Reviews | Written by Chris Jackson 20/07/2021



In this top-down hack n' slasher, you play as an unnamed crow working for the Reaper Commission – based in some sort of afterlife office, reapers head through mysterious doors within their HQ to claim the souls of the recently-departed before returning them to the big boss crow who then sends the reapers back out to find some more. Your task turns out to be slightly less straightforward, though – on your very first mission, another crow steals your bounty, dooming you to age indefinitely until you wither and die unless you can get that soul back...

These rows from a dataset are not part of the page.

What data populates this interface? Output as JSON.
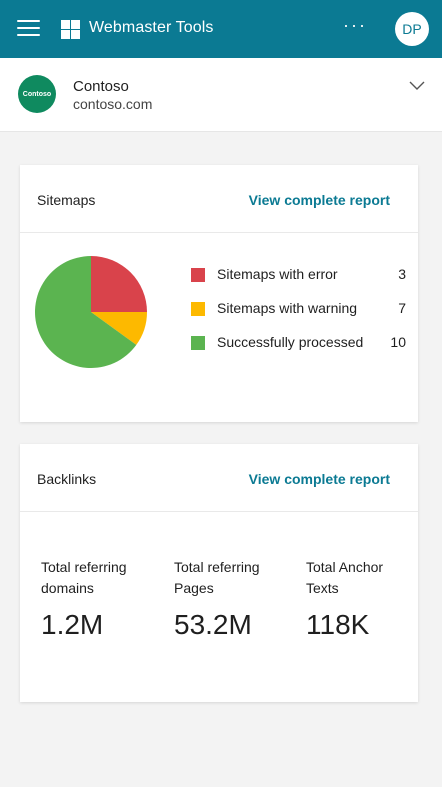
{
  "appbar": {
    "title": "Webmaster Tools",
    "menu_icon": "hamburger-icon",
    "more_label": "···",
    "avatar_initials": "DP",
    "color": "#0b7a93"
  },
  "site": {
    "logo_text": "Contoso",
    "name": "Contoso",
    "url": "contoso.com",
    "logo_color": "#0f8a5f"
  },
  "sitemaps": {
    "title": "Sitemaps",
    "link": "View complete report",
    "legend": [
      {
        "label": "Sitemaps with error",
        "count": "3",
        "color": "#d9434b"
      },
      {
        "label": "Sitemaps with warning",
        "count": "7",
        "color": "#fdb900"
      },
      {
        "label": "Successfully processed",
        "count": "10",
        "color": "#5bb450"
      }
    ]
  },
  "chart_data": {
    "type": "pie",
    "categories": [
      "Sitemaps with error",
      "Sitemaps with warning",
      "Successfully processed"
    ],
    "values": [
      5,
      2,
      13
    ],
    "colors": [
      "#d9434b",
      "#fdb900",
      "#5bb450"
    ]
  },
  "backlinks": {
    "title": "Backlinks",
    "link": "View complete report",
    "metrics": [
      {
        "label_line1": "Total referring",
        "label_line2": "domains",
        "value": "1.2M"
      },
      {
        "label_line1": "Total referring",
        "label_line2": "Pages",
        "value": "53.2M"
      },
      {
        "label_line1": "Total Anchor",
        "label_line2": "Texts",
        "value": "118K"
      }
    ]
  }
}
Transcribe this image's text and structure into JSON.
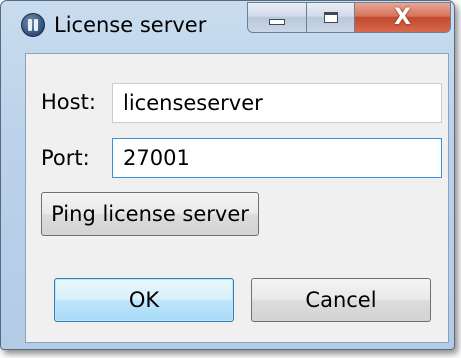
{
  "window": {
    "title": "License server",
    "icon": "app-icon",
    "controls": {
      "minimize_icon": "minimize-icon",
      "maximize_icon": "maximize-icon",
      "close_glyph": "X"
    }
  },
  "form": {
    "host_label": "Host:",
    "host_value": "licenseserver",
    "port_label": "Port:",
    "port_value": "27001"
  },
  "buttons": {
    "ping_label": "Ping license server",
    "ok_label": "OK",
    "cancel_label": "Cancel"
  },
  "colors": {
    "titlebar": "#bcd2ea",
    "close_button": "#c24a2f",
    "focus_border": "#3d8fd6",
    "default_button": "#bee6fd"
  }
}
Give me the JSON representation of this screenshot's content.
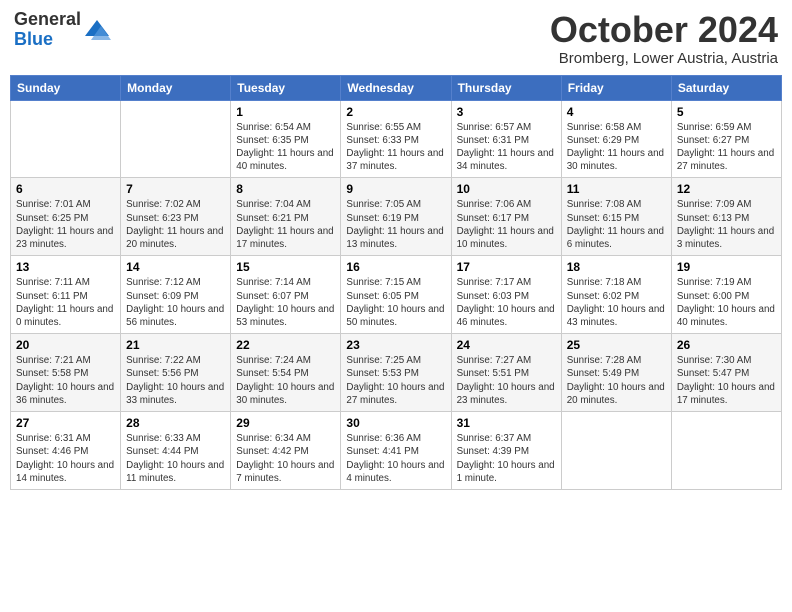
{
  "header": {
    "logo_line1": "General",
    "logo_line2": "Blue",
    "title": "October 2024",
    "subtitle": "Bromberg, Lower Austria, Austria"
  },
  "days_of_week": [
    "Sunday",
    "Monday",
    "Tuesday",
    "Wednesday",
    "Thursday",
    "Friday",
    "Saturday"
  ],
  "weeks": [
    [
      {
        "num": "",
        "info": ""
      },
      {
        "num": "",
        "info": ""
      },
      {
        "num": "1",
        "info": "Sunrise: 6:54 AM\nSunset: 6:35 PM\nDaylight: 11 hours and 40 minutes."
      },
      {
        "num": "2",
        "info": "Sunrise: 6:55 AM\nSunset: 6:33 PM\nDaylight: 11 hours and 37 minutes."
      },
      {
        "num": "3",
        "info": "Sunrise: 6:57 AM\nSunset: 6:31 PM\nDaylight: 11 hours and 34 minutes."
      },
      {
        "num": "4",
        "info": "Sunrise: 6:58 AM\nSunset: 6:29 PM\nDaylight: 11 hours and 30 minutes."
      },
      {
        "num": "5",
        "info": "Sunrise: 6:59 AM\nSunset: 6:27 PM\nDaylight: 11 hours and 27 minutes."
      }
    ],
    [
      {
        "num": "6",
        "info": "Sunrise: 7:01 AM\nSunset: 6:25 PM\nDaylight: 11 hours and 23 minutes."
      },
      {
        "num": "7",
        "info": "Sunrise: 7:02 AM\nSunset: 6:23 PM\nDaylight: 11 hours and 20 minutes."
      },
      {
        "num": "8",
        "info": "Sunrise: 7:04 AM\nSunset: 6:21 PM\nDaylight: 11 hours and 17 minutes."
      },
      {
        "num": "9",
        "info": "Sunrise: 7:05 AM\nSunset: 6:19 PM\nDaylight: 11 hours and 13 minutes."
      },
      {
        "num": "10",
        "info": "Sunrise: 7:06 AM\nSunset: 6:17 PM\nDaylight: 11 hours and 10 minutes."
      },
      {
        "num": "11",
        "info": "Sunrise: 7:08 AM\nSunset: 6:15 PM\nDaylight: 11 hours and 6 minutes."
      },
      {
        "num": "12",
        "info": "Sunrise: 7:09 AM\nSunset: 6:13 PM\nDaylight: 11 hours and 3 minutes."
      }
    ],
    [
      {
        "num": "13",
        "info": "Sunrise: 7:11 AM\nSunset: 6:11 PM\nDaylight: 11 hours and 0 minutes."
      },
      {
        "num": "14",
        "info": "Sunrise: 7:12 AM\nSunset: 6:09 PM\nDaylight: 10 hours and 56 minutes."
      },
      {
        "num": "15",
        "info": "Sunrise: 7:14 AM\nSunset: 6:07 PM\nDaylight: 10 hours and 53 minutes."
      },
      {
        "num": "16",
        "info": "Sunrise: 7:15 AM\nSunset: 6:05 PM\nDaylight: 10 hours and 50 minutes."
      },
      {
        "num": "17",
        "info": "Sunrise: 7:17 AM\nSunset: 6:03 PM\nDaylight: 10 hours and 46 minutes."
      },
      {
        "num": "18",
        "info": "Sunrise: 7:18 AM\nSunset: 6:02 PM\nDaylight: 10 hours and 43 minutes."
      },
      {
        "num": "19",
        "info": "Sunrise: 7:19 AM\nSunset: 6:00 PM\nDaylight: 10 hours and 40 minutes."
      }
    ],
    [
      {
        "num": "20",
        "info": "Sunrise: 7:21 AM\nSunset: 5:58 PM\nDaylight: 10 hours and 36 minutes."
      },
      {
        "num": "21",
        "info": "Sunrise: 7:22 AM\nSunset: 5:56 PM\nDaylight: 10 hours and 33 minutes."
      },
      {
        "num": "22",
        "info": "Sunrise: 7:24 AM\nSunset: 5:54 PM\nDaylight: 10 hours and 30 minutes."
      },
      {
        "num": "23",
        "info": "Sunrise: 7:25 AM\nSunset: 5:53 PM\nDaylight: 10 hours and 27 minutes."
      },
      {
        "num": "24",
        "info": "Sunrise: 7:27 AM\nSunset: 5:51 PM\nDaylight: 10 hours and 23 minutes."
      },
      {
        "num": "25",
        "info": "Sunrise: 7:28 AM\nSunset: 5:49 PM\nDaylight: 10 hours and 20 minutes."
      },
      {
        "num": "26",
        "info": "Sunrise: 7:30 AM\nSunset: 5:47 PM\nDaylight: 10 hours and 17 minutes."
      }
    ],
    [
      {
        "num": "27",
        "info": "Sunrise: 6:31 AM\nSunset: 4:46 PM\nDaylight: 10 hours and 14 minutes."
      },
      {
        "num": "28",
        "info": "Sunrise: 6:33 AM\nSunset: 4:44 PM\nDaylight: 10 hours and 11 minutes."
      },
      {
        "num": "29",
        "info": "Sunrise: 6:34 AM\nSunset: 4:42 PM\nDaylight: 10 hours and 7 minutes."
      },
      {
        "num": "30",
        "info": "Sunrise: 6:36 AM\nSunset: 4:41 PM\nDaylight: 10 hours and 4 minutes."
      },
      {
        "num": "31",
        "info": "Sunrise: 6:37 AM\nSunset: 4:39 PM\nDaylight: 10 hours and 1 minute."
      },
      {
        "num": "",
        "info": ""
      },
      {
        "num": "",
        "info": ""
      }
    ]
  ]
}
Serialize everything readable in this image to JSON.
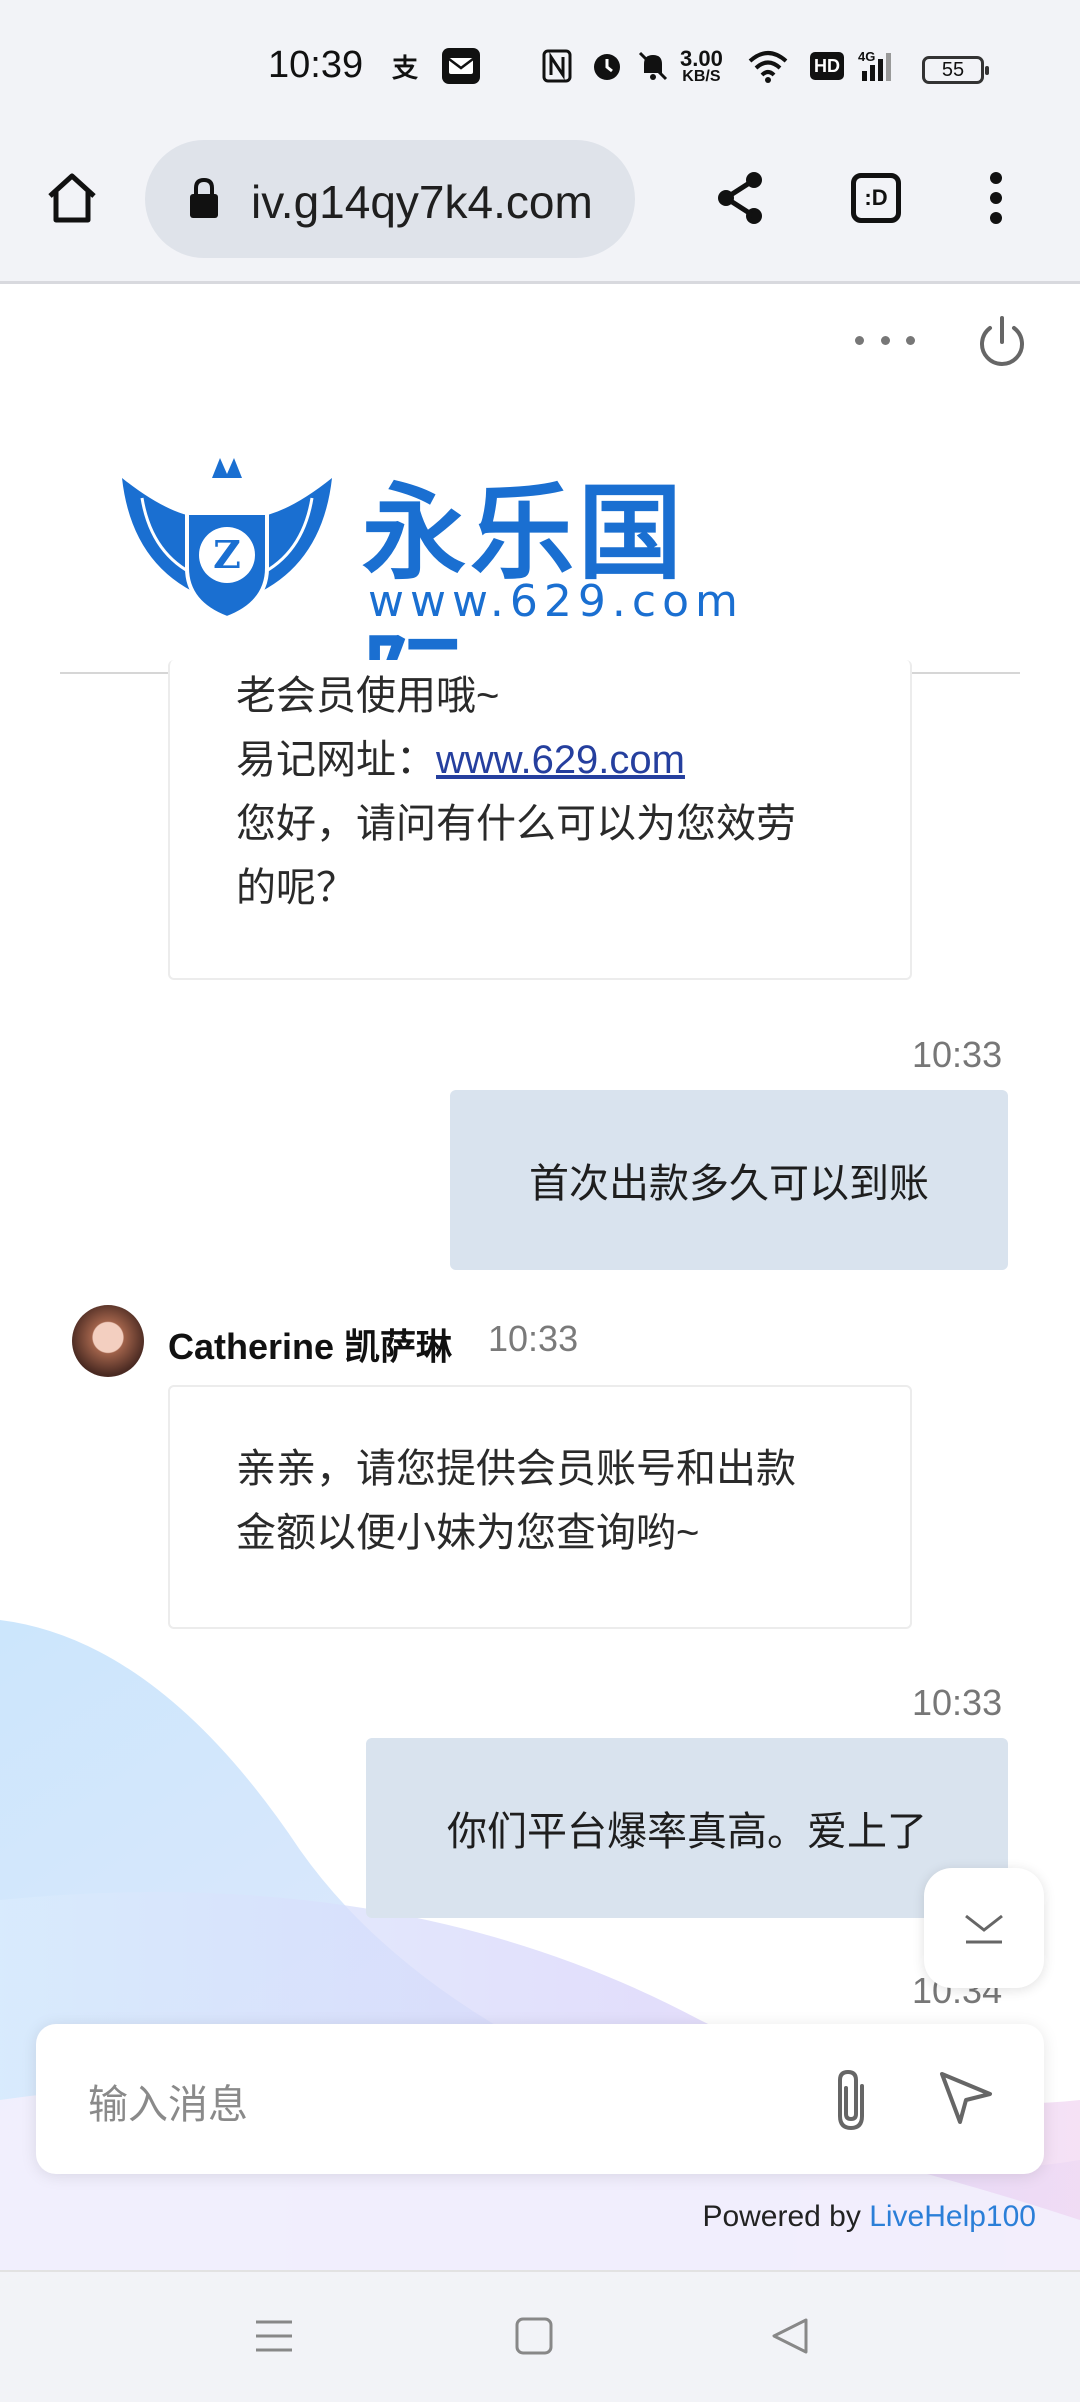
{
  "status_bar": {
    "time": "10:39",
    "network_speed_value": "3.00",
    "network_speed_unit": "KB/S",
    "battery_level": "55",
    "hd_label": "HD",
    "signal_label": "4G"
  },
  "browser": {
    "url": "iv.g14qy7k4.com",
    "tab_switcher_label": ":D"
  },
  "logo": {
    "title": "永乐国际",
    "url": "www.629.com"
  },
  "messages": {
    "first_in": {
      "line1": "老会员使用哦~",
      "link_prefix": "易记网址：",
      "link_text": "www.629.com",
      "line3": "您好，请问有什么可以为您效劳",
      "line4": "的呢？"
    },
    "out1": {
      "time": "10:33",
      "text": "首次出款多久可以到账"
    },
    "agent": {
      "name": "Catherine 凯萨琳",
      "time": "10:33",
      "line1": "亲亲，请您提供会员账号和出款",
      "line2": "金额以便小妹为您查询哟~"
    },
    "out2": {
      "time": "10:33",
      "text": "你们平台爆率真高。爱上了"
    },
    "next_time": "10:34"
  },
  "input": {
    "placeholder": "输入消息"
  },
  "footer": {
    "powered_prefix": "Powered by ",
    "powered_brand": "LiveHelp100"
  }
}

Death's Door transports you to an afterlife full of beautifully-drawn sights to take in, puzzles to solve (how to get to tricky to reach switches, finding a way to open a seemingly unlockable gate, that sort of thing), creepy monsters to fight and endearingly odd characters to meet. An early NPC, Pothead, has a campfire on his shoulders and a gigantic pot full of soup where his head should be, and seems both depressed and delighted by his predicament. He sort of perfectly sums up the game as a whole really - a bit kooky and eccentric but also slightly downbeat and oppressive at the same time.

What at first appears to be a straightforward and simple adventure soon turns into something much more intriguing and engrossing than you might have expected. Combat is fairly basic, upgrades to your character are minimal (they do exist, but there's not many to choose from) and you don't lose any progress when you die, which is a welcome touch (these days, you sort of automatically expect any game involving souls to be unnecessarily punishing), but it does still offer a decent amount of challenge. Your actions need to be carefully considered and executed at just the right time, especially when taking on two or more enemies at once – it's one of those games where when you die, it's always your own fault for getting carried away and not paying enough attention.

A few outrageous difficulty spikes and checkpoints that are few and far between might cause a bit of frustration, but these ultimately force you keep trying until you master the game's mechanics, which in turn sets you up for the trials that lie ahead later in the game. Getting further into the game might be another potential source of upset – there's no in-game map, no journal or record of where you're currently going and no objective marker to aim for, so there may be points where you'll be wandering around trying to find your way for a little bit longer than you might like.

In many ways, Death's Door feels quite sparse when held up against similar games, but as a hand-crafted narrative adventure, it definitely hits a lot of the right notes. It's a bit like what you might end up with if Tim Burton turned his hand to directing a streamlined Legend of Zelda game, which is no bad thing at all.